- _Exercise prompt_: Check each line of the data below for the word "subset", then extract the ones that have it.

- _Dataset entries_:

__________________________________________________

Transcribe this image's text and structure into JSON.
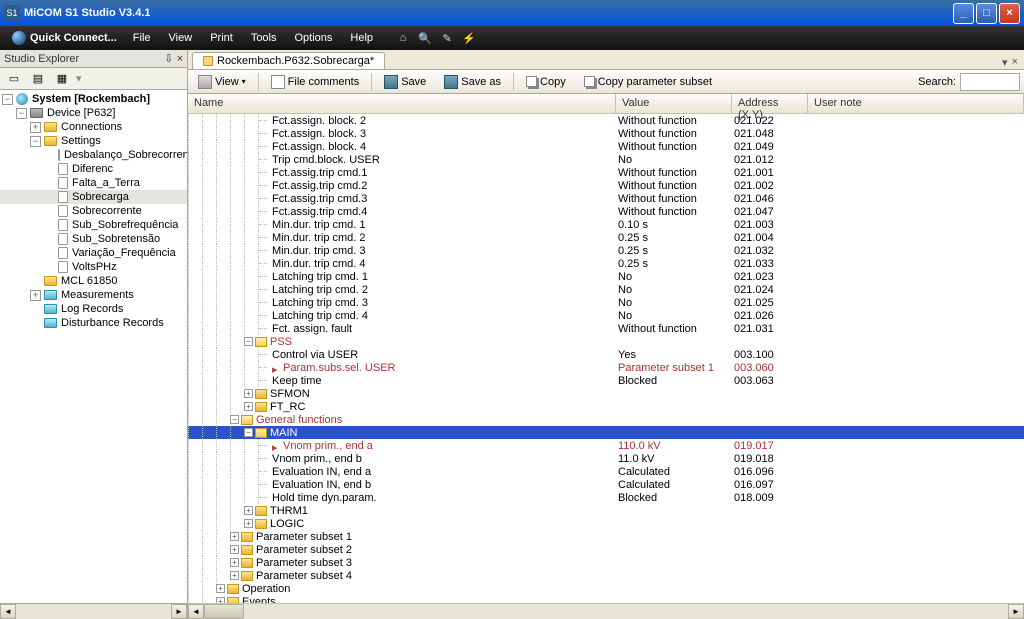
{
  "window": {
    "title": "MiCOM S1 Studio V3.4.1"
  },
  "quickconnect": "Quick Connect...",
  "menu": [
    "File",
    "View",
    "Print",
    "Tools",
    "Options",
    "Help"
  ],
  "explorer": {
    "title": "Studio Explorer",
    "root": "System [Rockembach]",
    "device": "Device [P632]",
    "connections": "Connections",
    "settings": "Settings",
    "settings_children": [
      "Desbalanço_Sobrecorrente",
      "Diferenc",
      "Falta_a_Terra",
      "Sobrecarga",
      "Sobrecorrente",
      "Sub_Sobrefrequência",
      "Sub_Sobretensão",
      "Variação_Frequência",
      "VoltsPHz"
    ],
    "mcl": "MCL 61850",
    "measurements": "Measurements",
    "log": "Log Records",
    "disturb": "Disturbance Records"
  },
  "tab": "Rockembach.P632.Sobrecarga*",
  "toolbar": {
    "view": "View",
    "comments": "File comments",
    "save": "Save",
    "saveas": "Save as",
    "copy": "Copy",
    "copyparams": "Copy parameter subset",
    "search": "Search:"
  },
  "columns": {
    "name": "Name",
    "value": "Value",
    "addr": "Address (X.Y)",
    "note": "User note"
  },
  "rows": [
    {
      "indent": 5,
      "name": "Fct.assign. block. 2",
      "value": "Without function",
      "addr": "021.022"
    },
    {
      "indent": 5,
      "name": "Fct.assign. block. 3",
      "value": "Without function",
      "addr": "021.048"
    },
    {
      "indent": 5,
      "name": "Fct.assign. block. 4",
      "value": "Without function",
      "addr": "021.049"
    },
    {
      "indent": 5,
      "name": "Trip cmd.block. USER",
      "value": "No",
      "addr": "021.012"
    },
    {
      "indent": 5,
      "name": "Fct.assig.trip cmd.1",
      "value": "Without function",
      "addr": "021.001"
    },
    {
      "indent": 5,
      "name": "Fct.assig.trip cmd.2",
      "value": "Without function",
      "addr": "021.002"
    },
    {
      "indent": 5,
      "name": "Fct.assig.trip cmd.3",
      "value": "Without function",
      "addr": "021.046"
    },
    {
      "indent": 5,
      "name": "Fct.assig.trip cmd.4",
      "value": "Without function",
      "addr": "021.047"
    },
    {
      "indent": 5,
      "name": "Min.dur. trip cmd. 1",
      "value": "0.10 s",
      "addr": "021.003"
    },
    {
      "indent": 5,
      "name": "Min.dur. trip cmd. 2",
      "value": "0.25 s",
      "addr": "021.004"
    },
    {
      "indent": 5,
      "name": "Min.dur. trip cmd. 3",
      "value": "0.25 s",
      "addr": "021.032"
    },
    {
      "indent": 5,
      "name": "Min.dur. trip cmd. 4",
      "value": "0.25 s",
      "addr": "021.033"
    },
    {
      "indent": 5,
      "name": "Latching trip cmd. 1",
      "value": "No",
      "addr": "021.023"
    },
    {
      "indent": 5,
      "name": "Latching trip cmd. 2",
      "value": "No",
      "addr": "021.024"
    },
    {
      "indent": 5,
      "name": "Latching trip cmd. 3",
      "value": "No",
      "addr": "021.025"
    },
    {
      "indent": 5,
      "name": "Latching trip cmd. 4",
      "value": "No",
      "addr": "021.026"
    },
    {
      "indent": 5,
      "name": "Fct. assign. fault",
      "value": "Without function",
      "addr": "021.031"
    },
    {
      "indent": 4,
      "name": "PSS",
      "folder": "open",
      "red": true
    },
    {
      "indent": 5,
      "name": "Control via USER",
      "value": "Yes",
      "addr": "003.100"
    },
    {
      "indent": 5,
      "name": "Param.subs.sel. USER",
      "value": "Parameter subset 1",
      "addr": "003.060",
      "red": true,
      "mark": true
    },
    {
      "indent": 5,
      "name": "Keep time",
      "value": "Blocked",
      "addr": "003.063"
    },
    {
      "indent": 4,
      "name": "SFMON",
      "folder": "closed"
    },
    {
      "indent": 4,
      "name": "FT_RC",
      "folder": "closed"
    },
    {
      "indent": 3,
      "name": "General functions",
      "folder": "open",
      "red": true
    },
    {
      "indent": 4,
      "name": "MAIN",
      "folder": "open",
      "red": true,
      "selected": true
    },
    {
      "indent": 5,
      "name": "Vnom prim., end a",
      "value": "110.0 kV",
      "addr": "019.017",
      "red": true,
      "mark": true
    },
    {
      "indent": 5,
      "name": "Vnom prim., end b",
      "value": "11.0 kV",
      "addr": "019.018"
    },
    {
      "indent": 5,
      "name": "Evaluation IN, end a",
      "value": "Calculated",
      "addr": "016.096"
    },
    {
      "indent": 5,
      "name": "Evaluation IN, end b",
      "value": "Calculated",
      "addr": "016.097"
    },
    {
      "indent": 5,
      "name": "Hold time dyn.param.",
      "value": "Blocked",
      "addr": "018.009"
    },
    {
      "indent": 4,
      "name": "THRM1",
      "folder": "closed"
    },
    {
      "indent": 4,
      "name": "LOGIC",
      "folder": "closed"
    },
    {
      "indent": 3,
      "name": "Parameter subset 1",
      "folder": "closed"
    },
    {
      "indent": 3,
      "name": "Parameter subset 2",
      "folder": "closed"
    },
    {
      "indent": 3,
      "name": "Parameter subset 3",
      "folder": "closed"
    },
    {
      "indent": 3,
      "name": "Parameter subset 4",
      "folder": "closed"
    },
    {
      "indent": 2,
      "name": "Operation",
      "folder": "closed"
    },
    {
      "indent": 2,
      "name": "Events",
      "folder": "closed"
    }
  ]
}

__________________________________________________

- _Response to the exercise_:
    "copyparams": "Copy parameter subset",
      "value": "Parameter subset 1",
      "name": "Parameter subset 1",
      "name": "Parameter subset 2",
      "name": "Parameter subset 3",
      "name": "Parameter subset 4",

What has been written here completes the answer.